John Clare – John Clare Cottage
About the house: The birthplace and family home of the ‘Northamptonshire Peasant Poet’, this cottage, in the village of Helpston, was home to John Clare from 1793 to 1832. A chronicler of rural life, Clare’s popular first poems captured a vivid snapshot of English nature, despite his lack of formal learning. Now owned by the John Clare Trust, the house has been restored using traditional building methods to tell the story of Clare and his work. Particular attention has been paid to the garden, where visitors can experience the flora of an early 19th century cottage garden and imagine the rural landscape as Clare would have experienced it in his day.
What he wrote here: While in Helpston Clare produced his earliest and most loved poems, including the collections Poems Descriptive of Rural Life and Scenery and The Village Minstrel, and Other Poems. His last poem written here, The Midsummer Cushion inspired a local tradition where, each year, the students of Helpston’s primary school lay traditional flower cushions on the poet’s grave to honour their most famous resident.
Samuel Johnson – Dr Johnson’s House
About the house: Essayist, critic, poet and lexicographer, Samuel Johnson lived at number 17 Gough Square in the City of London, a five storey 17th century home, between 1748 and 1759. Born in Staffordshire, Johnson spent most of his adult life in London, of which he proclaimed ‘When a man is tired of London, he is tired of life’. Of the 18 different properties he lived in in London, Dr Johnson’s House is the only one to survive to today. During his tumultuous life and influential career, Johnson made a lasting impact on English literature as a great critic and acclaimed lexicographer.
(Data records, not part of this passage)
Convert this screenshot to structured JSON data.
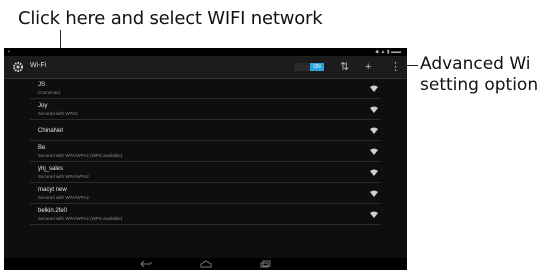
{
  "annotations": {
    "top": "Click here and select WIFI network",
    "right_line1": "Advanced Wi",
    "right_line2": "setting option"
  },
  "header": {
    "title": "Wi-Fi",
    "toggle_label": "ON"
  },
  "colors": {
    "accent": "#2aa3dc",
    "background": "#0e0e0e",
    "actionbar": "#1c1c1c"
  },
  "icons": {
    "settings": "settings-gear-icon",
    "wps": "wps-icon",
    "add": "add-network-icon",
    "overflow": "overflow-menu-icon",
    "wifi": "wifi-signal-icon",
    "back": "back-icon",
    "home": "home-icon",
    "recents": "recents-icon"
  },
  "networks": [
    {
      "ssid": "JS",
      "status": "Connected"
    },
    {
      "ssid": "Joy",
      "status": "Secured with WPA2"
    },
    {
      "ssid": "ChinaNet",
      "status": ""
    },
    {
      "ssid": "Be",
      "status": "Secured with WPA/WPA2 (WPS available)"
    },
    {
      "ssid": "yhj_sales",
      "status": "Secured with WPA/WPA2"
    },
    {
      "ssid": "macyt new",
      "status": "Secured with WPA/WPA2"
    },
    {
      "ssid": "belkin.2fe0",
      "status": "Secured with WPA/WPA2 (WPS available)"
    }
  ]
}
Today the house tells the story of Samuel Johnson’s life; the museum collection includes 40 manuscripts, mostly in his hand, some personal items, and a collection of prints, drawing and oil paintings of his contemporaries. Johnson was a lover of cats and his favourite cat, Hodge, is immortalised in a statue outside the house, depicting a cat sat atop a dictionary.
What he wrote here: In the garret of the house Johnson composed A Dictionary of the English Language which he remarkably wrote single-handedly in just 7 years. Johnson’s feat was the most popular and influential dictionary until the publication of the Oxford English Dictionary nearly 200 years later.